“I still have my feet firmly planted in the classroom, so I can see what is actually working and not working for kids in the state of Texas,” Green said.
He originally wanted to be a radio and television sportscaster, but feels more fulfilled teaching.
“My life’s mission has changed. I’ve discovered it through Teach for America. I want to make sure all students have equal opportunities,” Green said.
He plans to stay in the classroom, though understanding the system will help him build partnerships and access resources for his students. In his first two years with TFA, Green said he’s learned to value support, collaboration and community. He admires SAISD for modeling a collaborative approach on a district level.
“In this work (teaching), you can’t do it alone,” Green said.
Aura Cely has spent the last two years at KIPP Un Mundo Dual Language Academy. Working with students from Latino and immigrant backgrounds is close to her heart, and she wants to see options continue to expand for those populations. Cely will spend her summer with the National Council of La Raza (NCLR), working with their parent advocacy program. NCLR has a nine-week program that teaches parents how to navigate the school system and available resources for their students. Cely’s work will add a civic engagement component to their curriculum, helping parents understand the importance of voting and other ways to advocate for their children.
As an immigrant herself, Cely has seen the needs of that community her entire life. Her family immigrated from Bogotá, Colombia when Cely reached school age, so her entire education took place in the United States. She has a first hand account of how many immigrant students struggle.
“Growing up I saw issues related to culturally responsive teaching,” Cely said.
Cultural disconnects led to access issues. Families did not always understand the need for early education, or have access to high-quality pre-kindergarten. As she progressed through the International Baccalaureate program at her school in Orlando, she saw how immigrant and English language-learners participated in rigorous college prep courses. Without abundant financial resources, those students needed competitive programs to help them win scholarships. Without the means to go to college, educational disparities became income disparities which became gaps in social justice.
Observing this pattern, Cely saw that early childhood education seemed like a great place to invest.
“I thought of teaching as the most foundational place to start a career in social justice,” Cely said. “Early childhood education is deep and near to my heart.”
Part of Cely’s passion is to see diverse opportunities available to all students.
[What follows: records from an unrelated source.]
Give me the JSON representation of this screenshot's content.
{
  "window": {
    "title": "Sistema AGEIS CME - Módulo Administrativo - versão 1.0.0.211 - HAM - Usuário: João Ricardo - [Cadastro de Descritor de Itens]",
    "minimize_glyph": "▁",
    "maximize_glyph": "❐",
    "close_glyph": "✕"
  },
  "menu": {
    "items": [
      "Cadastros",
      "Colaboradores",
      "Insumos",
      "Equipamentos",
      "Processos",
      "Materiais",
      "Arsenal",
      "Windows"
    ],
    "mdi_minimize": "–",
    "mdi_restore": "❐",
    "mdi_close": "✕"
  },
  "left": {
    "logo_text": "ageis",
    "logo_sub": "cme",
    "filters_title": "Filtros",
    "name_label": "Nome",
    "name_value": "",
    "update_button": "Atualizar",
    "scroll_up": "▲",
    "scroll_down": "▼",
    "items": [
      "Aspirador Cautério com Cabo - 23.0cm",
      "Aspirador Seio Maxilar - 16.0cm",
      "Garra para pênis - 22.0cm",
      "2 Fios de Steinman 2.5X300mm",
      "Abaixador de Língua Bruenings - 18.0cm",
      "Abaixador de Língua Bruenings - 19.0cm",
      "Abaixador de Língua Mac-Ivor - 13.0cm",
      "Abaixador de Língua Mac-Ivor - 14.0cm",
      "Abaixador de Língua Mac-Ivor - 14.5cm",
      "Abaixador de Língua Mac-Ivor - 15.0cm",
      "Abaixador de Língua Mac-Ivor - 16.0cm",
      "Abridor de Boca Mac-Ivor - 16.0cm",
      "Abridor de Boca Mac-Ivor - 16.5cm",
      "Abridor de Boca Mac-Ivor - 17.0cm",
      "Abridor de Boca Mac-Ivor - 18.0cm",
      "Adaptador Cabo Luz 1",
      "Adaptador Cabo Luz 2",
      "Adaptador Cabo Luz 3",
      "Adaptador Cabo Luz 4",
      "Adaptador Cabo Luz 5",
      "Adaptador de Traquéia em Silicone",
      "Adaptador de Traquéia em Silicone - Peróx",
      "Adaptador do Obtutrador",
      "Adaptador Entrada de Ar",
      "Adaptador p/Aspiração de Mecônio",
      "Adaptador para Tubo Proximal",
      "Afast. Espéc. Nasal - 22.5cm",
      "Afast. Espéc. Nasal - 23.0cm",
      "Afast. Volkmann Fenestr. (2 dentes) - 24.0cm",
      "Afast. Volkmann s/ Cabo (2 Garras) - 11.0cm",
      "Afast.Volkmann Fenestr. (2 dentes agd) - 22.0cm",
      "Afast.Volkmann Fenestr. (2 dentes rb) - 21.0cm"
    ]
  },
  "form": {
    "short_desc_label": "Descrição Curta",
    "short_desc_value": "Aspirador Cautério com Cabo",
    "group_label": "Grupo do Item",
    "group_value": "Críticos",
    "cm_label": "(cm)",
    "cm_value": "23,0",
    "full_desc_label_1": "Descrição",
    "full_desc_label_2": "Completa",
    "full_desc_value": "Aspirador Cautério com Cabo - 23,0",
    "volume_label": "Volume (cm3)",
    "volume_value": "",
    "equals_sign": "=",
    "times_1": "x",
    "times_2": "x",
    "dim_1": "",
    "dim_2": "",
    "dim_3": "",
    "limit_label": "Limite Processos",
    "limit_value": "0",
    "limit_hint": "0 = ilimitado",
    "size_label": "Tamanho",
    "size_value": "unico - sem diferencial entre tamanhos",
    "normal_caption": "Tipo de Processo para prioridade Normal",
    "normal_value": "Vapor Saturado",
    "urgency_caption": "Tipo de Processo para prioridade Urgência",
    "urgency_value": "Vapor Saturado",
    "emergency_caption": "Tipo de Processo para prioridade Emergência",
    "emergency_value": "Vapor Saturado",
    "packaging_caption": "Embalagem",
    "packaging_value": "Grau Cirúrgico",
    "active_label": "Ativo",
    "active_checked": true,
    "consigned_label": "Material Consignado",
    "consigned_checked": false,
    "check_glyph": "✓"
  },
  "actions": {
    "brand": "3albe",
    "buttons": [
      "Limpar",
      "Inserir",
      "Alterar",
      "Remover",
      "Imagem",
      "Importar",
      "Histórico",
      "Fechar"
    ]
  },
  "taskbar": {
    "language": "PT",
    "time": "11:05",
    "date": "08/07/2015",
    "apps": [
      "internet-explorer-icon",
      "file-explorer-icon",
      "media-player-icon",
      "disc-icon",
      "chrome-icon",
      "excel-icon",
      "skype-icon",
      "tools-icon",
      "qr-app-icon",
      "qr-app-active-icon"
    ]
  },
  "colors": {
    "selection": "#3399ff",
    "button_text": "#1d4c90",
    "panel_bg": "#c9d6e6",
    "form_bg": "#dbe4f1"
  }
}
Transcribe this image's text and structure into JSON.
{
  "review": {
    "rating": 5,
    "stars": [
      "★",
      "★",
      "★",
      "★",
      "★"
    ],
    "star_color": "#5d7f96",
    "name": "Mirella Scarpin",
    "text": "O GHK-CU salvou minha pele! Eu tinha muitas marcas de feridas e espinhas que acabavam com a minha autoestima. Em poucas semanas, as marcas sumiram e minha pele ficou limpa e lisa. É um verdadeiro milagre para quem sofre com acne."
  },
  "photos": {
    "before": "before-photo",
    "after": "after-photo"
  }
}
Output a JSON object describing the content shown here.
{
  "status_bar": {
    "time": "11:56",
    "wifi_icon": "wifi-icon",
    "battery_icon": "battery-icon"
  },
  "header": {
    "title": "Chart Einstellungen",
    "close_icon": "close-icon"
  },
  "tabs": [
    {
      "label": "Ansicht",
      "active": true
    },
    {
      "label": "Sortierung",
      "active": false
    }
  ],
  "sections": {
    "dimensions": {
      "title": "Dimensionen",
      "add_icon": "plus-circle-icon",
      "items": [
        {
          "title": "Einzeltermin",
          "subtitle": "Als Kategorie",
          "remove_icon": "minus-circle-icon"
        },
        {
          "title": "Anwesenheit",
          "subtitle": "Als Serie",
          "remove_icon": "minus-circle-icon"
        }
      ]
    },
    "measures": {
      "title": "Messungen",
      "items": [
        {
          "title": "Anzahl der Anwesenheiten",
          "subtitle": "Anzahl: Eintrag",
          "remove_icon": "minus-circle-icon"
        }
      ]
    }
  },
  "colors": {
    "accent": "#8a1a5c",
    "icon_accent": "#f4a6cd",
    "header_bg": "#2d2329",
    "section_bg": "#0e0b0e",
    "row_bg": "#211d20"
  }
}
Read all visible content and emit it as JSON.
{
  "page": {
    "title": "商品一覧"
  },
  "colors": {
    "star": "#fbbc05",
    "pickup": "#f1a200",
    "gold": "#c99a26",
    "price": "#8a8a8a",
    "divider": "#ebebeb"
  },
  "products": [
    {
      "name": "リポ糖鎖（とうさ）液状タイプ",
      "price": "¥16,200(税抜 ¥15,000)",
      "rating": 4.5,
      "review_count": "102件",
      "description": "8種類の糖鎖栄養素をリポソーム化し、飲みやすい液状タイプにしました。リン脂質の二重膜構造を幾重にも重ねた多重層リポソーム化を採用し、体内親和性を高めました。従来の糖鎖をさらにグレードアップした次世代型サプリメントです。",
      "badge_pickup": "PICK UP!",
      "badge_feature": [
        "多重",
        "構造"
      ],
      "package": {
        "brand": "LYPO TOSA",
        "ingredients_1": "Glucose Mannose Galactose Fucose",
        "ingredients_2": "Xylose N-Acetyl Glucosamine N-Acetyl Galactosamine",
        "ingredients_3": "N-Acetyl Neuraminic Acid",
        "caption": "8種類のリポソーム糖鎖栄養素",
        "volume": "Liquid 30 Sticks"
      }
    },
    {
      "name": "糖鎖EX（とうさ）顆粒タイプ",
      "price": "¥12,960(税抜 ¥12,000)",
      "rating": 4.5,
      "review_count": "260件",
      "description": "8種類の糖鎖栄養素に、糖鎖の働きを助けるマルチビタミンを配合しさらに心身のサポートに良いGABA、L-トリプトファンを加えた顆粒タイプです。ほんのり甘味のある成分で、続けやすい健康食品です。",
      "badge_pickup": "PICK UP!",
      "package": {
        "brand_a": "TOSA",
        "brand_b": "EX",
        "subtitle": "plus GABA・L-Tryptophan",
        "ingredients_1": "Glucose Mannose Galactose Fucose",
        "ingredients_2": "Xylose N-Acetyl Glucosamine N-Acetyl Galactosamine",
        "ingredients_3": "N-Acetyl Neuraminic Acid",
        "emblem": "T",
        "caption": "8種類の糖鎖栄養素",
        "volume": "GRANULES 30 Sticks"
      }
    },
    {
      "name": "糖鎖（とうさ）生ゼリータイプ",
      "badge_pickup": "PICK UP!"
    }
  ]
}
While parents with ample resources can choose from a variety of rich, whole-child curriculums and philosophies, parents with fewer resources generally have to pick from programs based on basic needs and standard programming.
“It’s one thing to have a child read well, its another thing to have them have confidence in themselves,” Cely said. “How do we expand that feeling to all students?”
Next year Cely will go to Atlanta to be certified in Montessori education. She plans to return to San Antonio to work with Montessori For All, a public charter school planning to open in the 2017-18 school year. The school aims to be a blend of socio-economic groups.
Disclosure: Laura Saldivar Luna sits on the Rivard Report board and is the executive director of Teach for America. Click here to view a list of board members and here to view the businesses and individuals that contribute to the Rivard Report.
Top image: Gladys Hernandez, seen here working with Teach for America at Bowden Elementary School, is now a STEM coordinator at the DoSeum. Photo courtesy of TFA.